--- START ---
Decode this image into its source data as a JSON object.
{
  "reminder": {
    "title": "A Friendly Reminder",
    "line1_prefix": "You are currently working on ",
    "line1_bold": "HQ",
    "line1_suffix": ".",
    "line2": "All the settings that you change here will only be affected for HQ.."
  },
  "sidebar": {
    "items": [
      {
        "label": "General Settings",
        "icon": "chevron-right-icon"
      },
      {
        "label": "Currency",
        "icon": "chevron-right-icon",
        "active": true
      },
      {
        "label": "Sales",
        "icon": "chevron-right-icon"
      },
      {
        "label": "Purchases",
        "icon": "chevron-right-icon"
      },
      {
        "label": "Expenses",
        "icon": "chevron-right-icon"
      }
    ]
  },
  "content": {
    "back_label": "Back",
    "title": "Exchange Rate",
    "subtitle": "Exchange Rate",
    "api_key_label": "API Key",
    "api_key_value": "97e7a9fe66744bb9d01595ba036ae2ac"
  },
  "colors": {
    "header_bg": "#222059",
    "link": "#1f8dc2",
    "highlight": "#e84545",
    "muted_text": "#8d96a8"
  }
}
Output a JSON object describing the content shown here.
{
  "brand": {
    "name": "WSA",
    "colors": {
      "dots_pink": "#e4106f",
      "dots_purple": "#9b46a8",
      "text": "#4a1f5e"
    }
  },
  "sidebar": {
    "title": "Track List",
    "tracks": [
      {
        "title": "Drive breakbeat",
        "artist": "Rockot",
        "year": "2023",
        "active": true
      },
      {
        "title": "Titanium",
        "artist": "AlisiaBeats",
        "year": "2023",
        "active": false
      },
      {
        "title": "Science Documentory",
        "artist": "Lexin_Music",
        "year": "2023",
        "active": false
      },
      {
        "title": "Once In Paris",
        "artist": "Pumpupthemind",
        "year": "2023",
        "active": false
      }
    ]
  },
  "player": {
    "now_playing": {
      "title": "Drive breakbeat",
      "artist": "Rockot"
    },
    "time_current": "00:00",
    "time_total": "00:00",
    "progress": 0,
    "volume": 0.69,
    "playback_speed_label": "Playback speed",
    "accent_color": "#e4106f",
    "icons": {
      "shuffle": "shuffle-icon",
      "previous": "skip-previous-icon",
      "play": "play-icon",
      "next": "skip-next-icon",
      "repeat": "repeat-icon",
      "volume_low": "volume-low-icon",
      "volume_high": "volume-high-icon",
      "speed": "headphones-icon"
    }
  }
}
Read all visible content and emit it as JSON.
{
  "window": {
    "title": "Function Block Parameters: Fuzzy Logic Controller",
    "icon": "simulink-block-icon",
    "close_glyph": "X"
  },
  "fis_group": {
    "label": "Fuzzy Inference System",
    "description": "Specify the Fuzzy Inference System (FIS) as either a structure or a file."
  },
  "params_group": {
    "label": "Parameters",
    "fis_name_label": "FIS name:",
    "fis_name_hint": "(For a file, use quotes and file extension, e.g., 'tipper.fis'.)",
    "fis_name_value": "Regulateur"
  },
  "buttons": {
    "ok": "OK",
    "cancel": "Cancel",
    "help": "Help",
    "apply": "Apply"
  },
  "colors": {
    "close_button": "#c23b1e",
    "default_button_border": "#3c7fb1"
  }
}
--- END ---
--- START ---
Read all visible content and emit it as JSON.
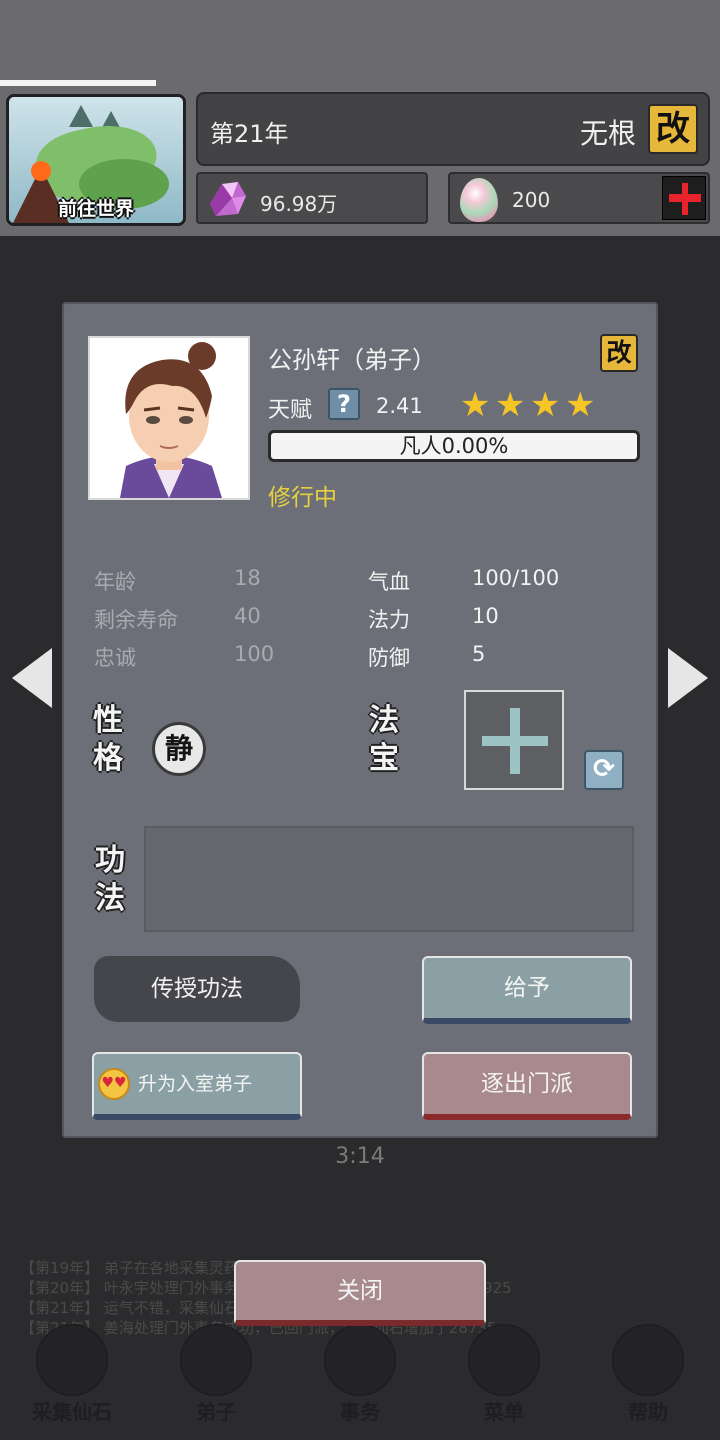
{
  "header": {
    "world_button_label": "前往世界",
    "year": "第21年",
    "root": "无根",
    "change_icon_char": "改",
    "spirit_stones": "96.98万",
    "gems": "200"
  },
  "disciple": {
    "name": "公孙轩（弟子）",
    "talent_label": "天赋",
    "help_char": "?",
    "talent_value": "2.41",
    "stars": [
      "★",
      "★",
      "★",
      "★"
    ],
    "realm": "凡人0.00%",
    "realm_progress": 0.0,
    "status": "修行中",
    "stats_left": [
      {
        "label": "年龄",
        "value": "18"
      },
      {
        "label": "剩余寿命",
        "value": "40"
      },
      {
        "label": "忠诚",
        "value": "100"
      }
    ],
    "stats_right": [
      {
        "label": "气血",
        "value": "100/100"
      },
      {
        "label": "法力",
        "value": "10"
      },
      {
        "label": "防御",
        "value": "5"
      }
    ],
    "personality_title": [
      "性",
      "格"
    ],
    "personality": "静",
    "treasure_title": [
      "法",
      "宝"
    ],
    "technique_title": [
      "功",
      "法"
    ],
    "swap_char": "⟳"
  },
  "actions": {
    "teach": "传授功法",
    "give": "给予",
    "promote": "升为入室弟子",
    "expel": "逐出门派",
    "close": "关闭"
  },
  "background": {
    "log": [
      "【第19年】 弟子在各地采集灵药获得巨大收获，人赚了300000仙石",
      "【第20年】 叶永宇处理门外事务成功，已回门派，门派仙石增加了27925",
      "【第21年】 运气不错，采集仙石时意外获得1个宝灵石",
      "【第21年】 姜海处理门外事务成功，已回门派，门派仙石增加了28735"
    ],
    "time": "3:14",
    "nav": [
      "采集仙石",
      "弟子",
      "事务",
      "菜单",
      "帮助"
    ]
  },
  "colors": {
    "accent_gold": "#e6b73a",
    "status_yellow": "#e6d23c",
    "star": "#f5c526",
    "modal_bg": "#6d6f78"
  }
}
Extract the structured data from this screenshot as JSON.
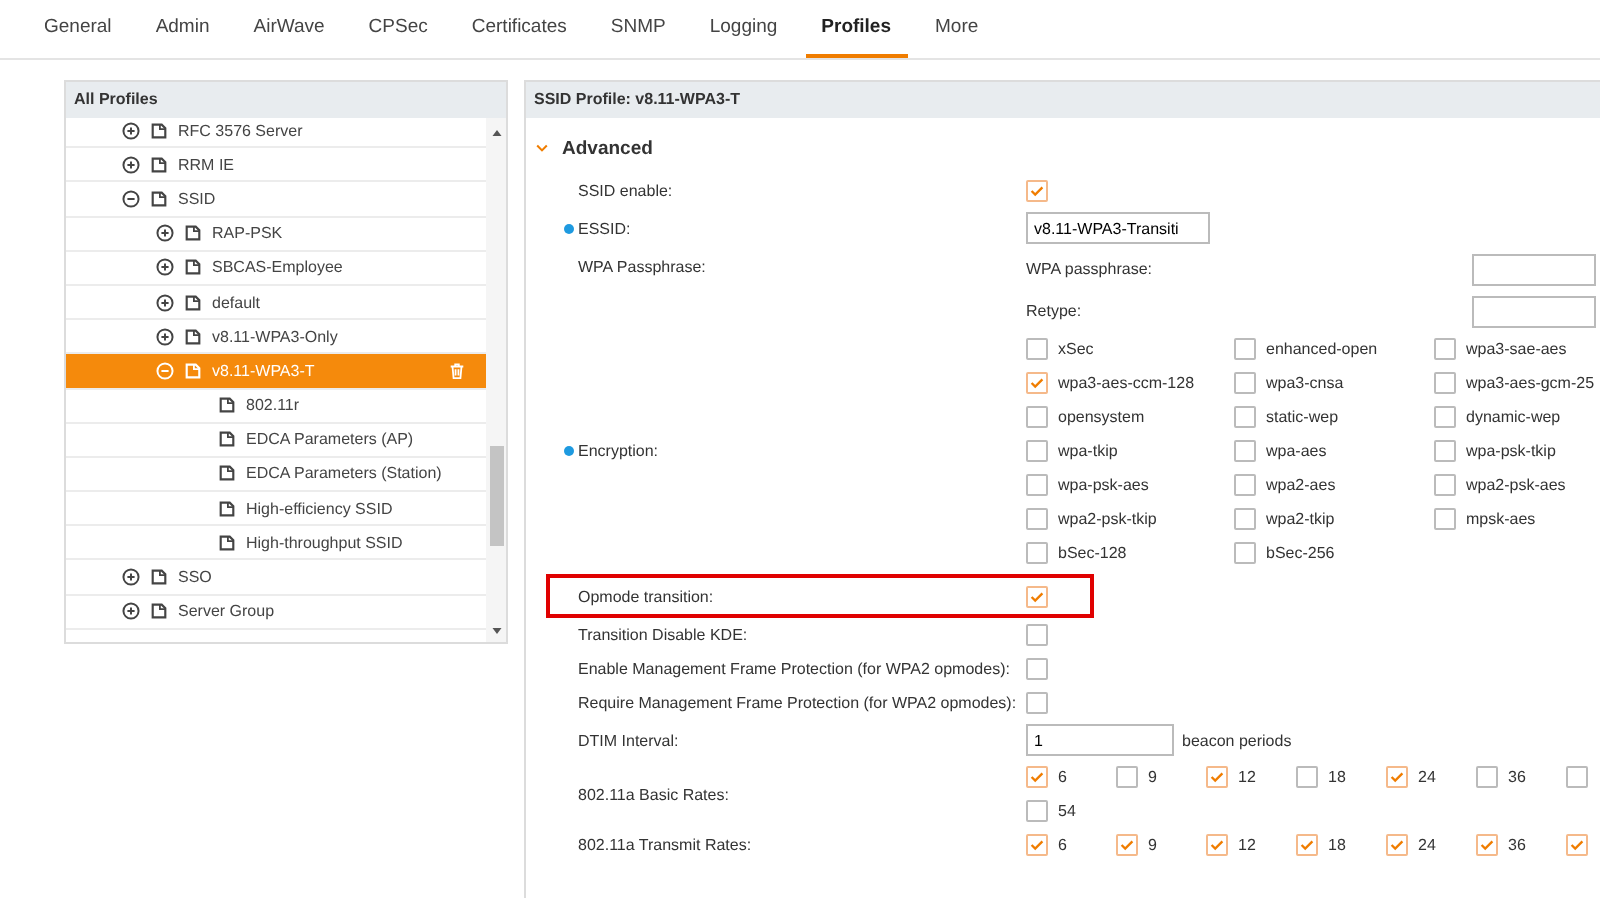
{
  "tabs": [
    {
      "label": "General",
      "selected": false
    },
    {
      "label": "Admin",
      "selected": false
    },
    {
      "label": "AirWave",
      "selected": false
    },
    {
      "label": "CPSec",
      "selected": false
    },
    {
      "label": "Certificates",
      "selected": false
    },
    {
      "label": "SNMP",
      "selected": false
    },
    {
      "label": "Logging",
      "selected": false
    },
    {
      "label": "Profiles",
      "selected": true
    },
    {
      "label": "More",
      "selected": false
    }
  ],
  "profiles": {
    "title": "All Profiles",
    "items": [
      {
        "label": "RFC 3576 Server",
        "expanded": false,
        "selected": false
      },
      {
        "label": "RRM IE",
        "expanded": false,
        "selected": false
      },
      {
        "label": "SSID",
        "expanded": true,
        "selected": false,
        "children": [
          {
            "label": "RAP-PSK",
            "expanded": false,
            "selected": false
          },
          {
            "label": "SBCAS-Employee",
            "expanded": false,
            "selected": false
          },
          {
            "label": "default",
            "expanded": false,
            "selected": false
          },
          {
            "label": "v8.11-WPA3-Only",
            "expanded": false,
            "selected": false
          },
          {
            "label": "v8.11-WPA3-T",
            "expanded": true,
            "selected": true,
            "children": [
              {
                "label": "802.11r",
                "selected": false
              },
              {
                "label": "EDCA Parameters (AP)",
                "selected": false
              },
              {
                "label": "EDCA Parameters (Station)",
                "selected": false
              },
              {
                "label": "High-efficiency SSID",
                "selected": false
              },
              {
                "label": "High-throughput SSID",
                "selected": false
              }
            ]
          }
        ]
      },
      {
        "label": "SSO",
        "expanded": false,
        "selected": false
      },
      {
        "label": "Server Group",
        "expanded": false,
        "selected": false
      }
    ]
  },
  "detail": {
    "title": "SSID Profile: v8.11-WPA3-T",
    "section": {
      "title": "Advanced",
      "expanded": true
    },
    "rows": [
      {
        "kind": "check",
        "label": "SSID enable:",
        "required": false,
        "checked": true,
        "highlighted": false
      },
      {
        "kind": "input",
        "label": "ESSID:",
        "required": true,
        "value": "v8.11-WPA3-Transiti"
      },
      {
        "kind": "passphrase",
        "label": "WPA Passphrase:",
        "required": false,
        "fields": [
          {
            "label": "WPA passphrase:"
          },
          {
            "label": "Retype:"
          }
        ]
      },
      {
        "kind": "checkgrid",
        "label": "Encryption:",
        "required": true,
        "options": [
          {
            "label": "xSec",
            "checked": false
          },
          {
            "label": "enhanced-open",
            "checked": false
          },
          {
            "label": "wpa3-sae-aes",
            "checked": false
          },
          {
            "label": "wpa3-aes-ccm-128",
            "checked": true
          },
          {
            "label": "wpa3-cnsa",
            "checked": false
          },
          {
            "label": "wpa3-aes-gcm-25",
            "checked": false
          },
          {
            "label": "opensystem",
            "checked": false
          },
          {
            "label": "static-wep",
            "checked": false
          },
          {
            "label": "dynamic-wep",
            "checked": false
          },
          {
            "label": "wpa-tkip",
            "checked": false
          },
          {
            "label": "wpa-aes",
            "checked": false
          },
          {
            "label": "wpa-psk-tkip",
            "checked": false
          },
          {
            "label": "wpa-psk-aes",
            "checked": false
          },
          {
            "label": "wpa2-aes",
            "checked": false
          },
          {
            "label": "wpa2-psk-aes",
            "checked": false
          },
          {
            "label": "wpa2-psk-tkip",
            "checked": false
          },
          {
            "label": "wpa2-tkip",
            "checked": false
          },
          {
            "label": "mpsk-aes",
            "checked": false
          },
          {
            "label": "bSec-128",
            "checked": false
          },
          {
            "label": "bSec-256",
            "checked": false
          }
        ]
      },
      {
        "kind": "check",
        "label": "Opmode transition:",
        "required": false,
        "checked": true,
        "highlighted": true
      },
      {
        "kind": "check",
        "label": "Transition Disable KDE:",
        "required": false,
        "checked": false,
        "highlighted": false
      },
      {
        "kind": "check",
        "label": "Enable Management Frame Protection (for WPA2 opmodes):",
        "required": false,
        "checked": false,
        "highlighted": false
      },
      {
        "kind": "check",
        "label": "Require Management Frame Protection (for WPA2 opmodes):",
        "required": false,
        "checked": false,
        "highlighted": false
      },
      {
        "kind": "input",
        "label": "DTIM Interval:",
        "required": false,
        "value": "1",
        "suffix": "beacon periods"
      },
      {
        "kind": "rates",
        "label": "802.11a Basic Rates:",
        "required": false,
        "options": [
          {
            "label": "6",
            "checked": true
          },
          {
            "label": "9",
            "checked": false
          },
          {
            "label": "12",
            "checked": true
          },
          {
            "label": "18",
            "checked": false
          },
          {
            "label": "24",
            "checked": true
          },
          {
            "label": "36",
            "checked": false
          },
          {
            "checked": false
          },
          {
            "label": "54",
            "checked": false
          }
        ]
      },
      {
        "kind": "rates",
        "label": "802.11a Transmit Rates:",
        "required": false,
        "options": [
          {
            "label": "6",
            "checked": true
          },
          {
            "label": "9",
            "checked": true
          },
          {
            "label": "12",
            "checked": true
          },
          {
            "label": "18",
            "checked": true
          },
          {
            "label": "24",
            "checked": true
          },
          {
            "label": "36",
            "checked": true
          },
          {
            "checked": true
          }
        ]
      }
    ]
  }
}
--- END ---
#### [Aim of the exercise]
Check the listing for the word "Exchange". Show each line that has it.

#### [Task response]
    "title": "Exchange Rate",
    "subtitle": "Exchange Rate",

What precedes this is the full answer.